=== Information ===
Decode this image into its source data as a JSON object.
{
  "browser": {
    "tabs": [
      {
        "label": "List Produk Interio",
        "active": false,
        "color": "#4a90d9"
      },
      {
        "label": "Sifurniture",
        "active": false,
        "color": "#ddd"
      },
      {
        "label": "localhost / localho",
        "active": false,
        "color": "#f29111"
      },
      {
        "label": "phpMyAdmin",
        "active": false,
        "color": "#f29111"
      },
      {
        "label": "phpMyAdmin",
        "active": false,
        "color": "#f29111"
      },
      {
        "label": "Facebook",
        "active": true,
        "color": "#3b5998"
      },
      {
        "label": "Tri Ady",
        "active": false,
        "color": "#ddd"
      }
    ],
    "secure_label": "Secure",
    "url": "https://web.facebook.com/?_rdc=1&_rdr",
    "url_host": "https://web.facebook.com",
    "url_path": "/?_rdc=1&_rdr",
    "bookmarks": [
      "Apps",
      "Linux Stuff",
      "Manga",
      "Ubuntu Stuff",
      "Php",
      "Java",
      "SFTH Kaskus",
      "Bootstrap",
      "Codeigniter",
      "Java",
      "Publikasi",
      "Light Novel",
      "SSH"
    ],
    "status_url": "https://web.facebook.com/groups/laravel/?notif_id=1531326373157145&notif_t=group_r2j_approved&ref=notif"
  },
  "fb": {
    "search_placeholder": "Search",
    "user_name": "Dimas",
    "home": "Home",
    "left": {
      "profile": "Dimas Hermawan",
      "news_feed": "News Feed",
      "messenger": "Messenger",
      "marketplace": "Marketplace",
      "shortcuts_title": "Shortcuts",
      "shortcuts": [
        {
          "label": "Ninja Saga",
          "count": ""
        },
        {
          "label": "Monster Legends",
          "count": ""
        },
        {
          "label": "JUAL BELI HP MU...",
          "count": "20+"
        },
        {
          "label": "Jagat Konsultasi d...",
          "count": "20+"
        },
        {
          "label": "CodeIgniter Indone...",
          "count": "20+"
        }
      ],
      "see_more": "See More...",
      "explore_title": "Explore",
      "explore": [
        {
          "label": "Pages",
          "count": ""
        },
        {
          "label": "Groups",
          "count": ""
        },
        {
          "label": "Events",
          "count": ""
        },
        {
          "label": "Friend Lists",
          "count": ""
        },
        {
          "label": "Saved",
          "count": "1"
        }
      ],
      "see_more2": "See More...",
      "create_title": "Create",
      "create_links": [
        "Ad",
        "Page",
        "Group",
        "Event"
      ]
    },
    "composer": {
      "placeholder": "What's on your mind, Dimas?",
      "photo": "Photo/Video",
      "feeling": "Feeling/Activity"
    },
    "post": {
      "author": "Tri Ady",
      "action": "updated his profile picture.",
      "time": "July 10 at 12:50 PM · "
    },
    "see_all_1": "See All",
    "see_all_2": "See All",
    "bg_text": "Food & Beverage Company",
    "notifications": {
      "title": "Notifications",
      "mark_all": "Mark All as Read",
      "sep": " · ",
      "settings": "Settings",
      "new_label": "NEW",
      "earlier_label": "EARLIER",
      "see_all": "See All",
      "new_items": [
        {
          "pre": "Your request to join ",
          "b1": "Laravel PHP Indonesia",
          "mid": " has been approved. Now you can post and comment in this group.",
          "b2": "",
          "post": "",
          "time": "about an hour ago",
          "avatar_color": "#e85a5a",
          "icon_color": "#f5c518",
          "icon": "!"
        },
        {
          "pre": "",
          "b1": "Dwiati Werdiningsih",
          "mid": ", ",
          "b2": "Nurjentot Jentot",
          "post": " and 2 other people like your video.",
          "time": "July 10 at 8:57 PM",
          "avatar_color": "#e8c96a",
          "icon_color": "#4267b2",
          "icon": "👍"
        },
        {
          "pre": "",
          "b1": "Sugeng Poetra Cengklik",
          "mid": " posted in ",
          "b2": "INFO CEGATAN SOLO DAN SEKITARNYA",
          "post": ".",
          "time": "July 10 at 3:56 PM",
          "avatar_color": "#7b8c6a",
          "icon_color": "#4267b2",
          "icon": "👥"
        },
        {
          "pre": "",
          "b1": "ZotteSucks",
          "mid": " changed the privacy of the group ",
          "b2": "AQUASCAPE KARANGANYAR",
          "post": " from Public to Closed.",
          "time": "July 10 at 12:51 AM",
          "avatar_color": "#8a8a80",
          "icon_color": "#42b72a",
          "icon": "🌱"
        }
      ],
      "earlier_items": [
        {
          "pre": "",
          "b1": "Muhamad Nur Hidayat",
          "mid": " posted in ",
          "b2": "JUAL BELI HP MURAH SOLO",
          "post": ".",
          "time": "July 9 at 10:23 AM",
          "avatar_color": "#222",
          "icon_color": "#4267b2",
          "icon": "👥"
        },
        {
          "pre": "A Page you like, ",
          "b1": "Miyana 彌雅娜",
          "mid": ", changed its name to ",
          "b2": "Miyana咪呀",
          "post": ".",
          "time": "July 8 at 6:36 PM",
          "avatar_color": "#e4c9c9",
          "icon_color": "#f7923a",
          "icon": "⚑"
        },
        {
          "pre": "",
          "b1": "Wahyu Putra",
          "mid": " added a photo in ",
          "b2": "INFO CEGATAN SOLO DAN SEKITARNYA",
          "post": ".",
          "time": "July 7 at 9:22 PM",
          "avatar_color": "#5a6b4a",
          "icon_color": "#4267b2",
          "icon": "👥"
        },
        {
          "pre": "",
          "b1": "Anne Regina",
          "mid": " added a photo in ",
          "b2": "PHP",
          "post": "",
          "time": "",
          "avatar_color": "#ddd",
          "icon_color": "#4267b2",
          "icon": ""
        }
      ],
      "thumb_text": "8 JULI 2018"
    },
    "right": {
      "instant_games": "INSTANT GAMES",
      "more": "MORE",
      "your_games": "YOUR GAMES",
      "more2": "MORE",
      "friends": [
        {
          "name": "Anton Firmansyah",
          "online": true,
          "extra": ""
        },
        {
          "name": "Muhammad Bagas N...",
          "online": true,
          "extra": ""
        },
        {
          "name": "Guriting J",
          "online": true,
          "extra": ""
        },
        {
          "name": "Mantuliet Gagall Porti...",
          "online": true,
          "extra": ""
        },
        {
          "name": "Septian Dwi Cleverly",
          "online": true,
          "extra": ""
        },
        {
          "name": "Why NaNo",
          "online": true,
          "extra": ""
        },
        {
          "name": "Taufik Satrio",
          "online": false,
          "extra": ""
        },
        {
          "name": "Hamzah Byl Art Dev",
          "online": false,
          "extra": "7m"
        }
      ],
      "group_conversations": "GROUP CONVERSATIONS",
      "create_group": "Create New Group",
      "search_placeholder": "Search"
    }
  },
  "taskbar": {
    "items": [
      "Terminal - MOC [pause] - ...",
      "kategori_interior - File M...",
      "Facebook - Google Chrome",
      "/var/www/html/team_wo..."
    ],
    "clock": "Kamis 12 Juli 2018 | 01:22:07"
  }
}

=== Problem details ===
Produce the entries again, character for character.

=== Result below ===
Decode this image into its source data as a JSON object.
{
  "browser": {
    "tabs": [
      {
        "label": "List Produk Interio",
        "active": false,
        "color": "#4a90d9"
      },
      {
        "label": "Sifurniture",
        "active": false,
        "color": "#ddd"
      },
      {
        "label": "localhost / localho",
        "active": false,
        "color": "#f29111"
      },
      {
        "label": "phpMyAdmin",
        "active": false,
        "color": "#f29111"
      },
      {
        "label": "phpMyAdmin",
        "active": false,
        "color": "#f29111"
      },
      {
        "label": "Facebook",
        "active": true,
        "color": "#3b5998"
      },
      {
        "label": "Tri Ady",
        "active": false,
        "color": "#ddd"
      }
    ],
    "secure_label": "Secure",
    "url": "https://web.facebook.com/?_rdc=1&_rdr",
    "url_host": "https://web.facebook.com",
    "url_path": "/?_rdc=1&_rdr",
    "bookmarks": [
      "Apps",
      "Linux Stuff",
      "Manga",
      "Ubuntu Stuff",
      "Php",
      "Java",
      "SFTH Kaskus",
      "Bootstrap",
      "Codeigniter",
      "Java",
      "Publikasi",
      "Light Novel",
      "SSH"
    ],
    "status_url": "https://web.facebook.com/groups/laravel/?notif_id=1531326373157145&notif_t=group_r2j_approved&ref=notif"
  },
  "fb": {
    "search_placeholder": "Search",
    "user_name": "Dimas",
    "home": "Home",
    "left": {
      "profile": "Dimas Hermawan",
      "news_feed": "News Feed",
      "messenger": "Messenger",
      "marketplace": "Marketplace",
      "shortcuts_title": "Shortcuts",
      "shortcuts": [
        {
          "label": "Ninja Saga",
          "count": ""
        },
        {
          "label": "Monster Legends",
          "count": ""
        },
        {
          "label": "JUAL BELI HP MU...",
          "count": "20+"
        },
        {
          "label": "Jagat Konsultasi d...",
          "count": "20+"
        },
        {
          "label": "CodeIgniter Indone...",
          "count": "20+"
        }
      ],
      "see_more": "See More...",
      "explore_title": "Explore",
      "explore": [
        {
          "label": "Pages",
          "count": ""
        },
        {
          "label": "Groups",
          "count": ""
        },
        {
          "label": "Events",
          "count": ""
        },
        {
          "label": "Friend Lists",
          "count": ""
        },
        {
          "label": "Saved",
          "count": "1"
        }
      ],
      "see_more2": "See More...",
      "create_title": "Create",
      "create_links": [
        "Ad",
        "Page",
        "Group",
        "Event"
      ]
    },
    "composer": {
      "placeholder": "What's on your mind, Dimas?",
      "photo": "Photo/Video",
      "feeling": "Feeling/Activity"
    },
    "post": {
      "author": "Tri Ady",
      "action": "updated his profile picture.",
      "time": "July 10 at 12:50 PM · "
    },
    "see_all_1": "See All",
    "see_all_2": "See All",
    "bg_text": "Food & Beverage Company",
    "notifications": {
      "title": "Notifications",
      "mark_all": "Mark All as Read",
      "sep": " · ",
      "settings": "Settings",
      "new_label": "NEW",
      "earlier_label": "EARLIER",
      "see_all": "See All",
      "new_items": [
        {
          "pre": "Your request to join ",
          "b1": "Laravel PHP Indonesia",
          "mid": " has been approved. Now you can post and comment in this group.",
          "b2": "",
          "post": "",
          "time": "about an hour ago",
          "avatar_color": "#e85a5a",
          "icon_color": "#f5c518",
          "icon": "!"
        },
        {
          "pre": "",
          "b1": "Dwiati Werdiningsih",
          "mid": ", ",
          "b2": "Nurjentot Jentot",
          "post": " and 2 other people like your video.",
          "time": "July 10 at 8:57 PM",
          "avatar_color": "#e8c96a",
          "icon_color": "#4267b2",
          "icon": "👍"
        },
        {
          "pre": "",
          "b1": "Sugeng Poetra Cengklik",
          "mid": " posted in ",
          "b2": "INFO CEGATAN SOLO DAN SEKITARNYA",
          "post": ".",
          "time": "July 10 at 3:56 PM",
          "avatar_color": "#7b8c6a",
          "icon_color": "#4267b2",
          "icon": "👥"
        },
        {
          "pre": "",
          "b1": "ZotteSucks",
          "mid": " changed the privacy of the group ",
          "b2": "AQUASCAPE KARANGANYAR",
          "post": " from Public to Closed.",
          "time": "July 10 at 12:51 AM",
          "avatar_color": "#8a8a80",
          "icon_color": "#42b72a",
          "icon": "🌱"
        }
      ],
      "earlier_items": [
        {
          "pre": "",
          "b1": "Muhamad Nur Hidayat",
          "mid": " posted in ",
          "b2": "JUAL BELI HP MURAH SOLO",
          "post": ".",
          "time": "July 9 at 10:23 AM",
          "avatar_color": "#222",
          "icon_color": "#4267b2",
          "icon": "👥"
        },
        {
          "pre": "A Page you like, ",
          "b1": "Miyana 彌雅娜",
          "mid": ", changed its name to ",
          "b2": "Miyana咪呀",
          "post": ".",
          "time": "July 8 at 6:36 PM",
          "avatar_color": "#e4c9c9",
          "icon_color": "#f7923a",
          "icon": "⚑"
        },
        {
          "pre": "",
          "b1": "Wahyu Putra",
          "mid": " added a photo in ",
          "b2": "INFO CEGATAN SOLO DAN SEKITARNYA",
          "post": ".",
          "time": "July 7 at 9:22 PM",
          "avatar_color": "#5a6b4a",
          "icon_color": "#4267b2",
          "icon": "👥"
        },
        {
          "pre": "",
          "b1": "Anne Regina",
          "mid": " added a photo in ",
          "b2": "PHP",
          "post": "",
          "time": "",
          "avatar_color": "#ddd",
          "icon_color": "#4267b2",
          "icon": ""
        }
      ],
      "thumb_text": "8 JULI 2018"
    },
    "right": {
      "instant_games": "INSTANT GAMES",
      "more": "MORE",
      "your_games": "YOUR GAMES",
      "more2": "MORE",
      "friends": [
        {
          "name": "Anton Firmansyah",
          "online": true,
          "extra": ""
        },
        {
          "name": "Muhammad Bagas N...",
          "online": true,
          "extra": ""
        },
        {
          "name": "Guriting J",
          "online": true,
          "extra": ""
        },
        {
          "name": "Mantuliet Gagall Porti...",
          "online": true,
          "extra": ""
        },
        {
          "name": "Septian Dwi Cleverly",
          "online": true,
          "extra": ""
        },
        {
          "name": "Why NaNo",
          "online": true,
          "extra": ""
        },
        {
          "name": "Taufik Satrio",
          "online": false,
          "extra": ""
        },
        {
          "name": "Hamzah Byl Art Dev",
          "online": false,
          "extra": "7m"
        }
      ],
      "group_conversations": "GROUP CONVERSATIONS",
      "create_group": "Create New Group",
      "search_placeholder": "Search"
    }
  },
  "taskbar": {
    "items": [
      "Terminal - MOC [pause] - ...",
      "kategori_interior - File M...",
      "Facebook - Google Chrome",
      "/var/www/html/team_wo..."
    ],
    "clock": "Kamis 12 Juli 2018 | 01:22:07"
  }
}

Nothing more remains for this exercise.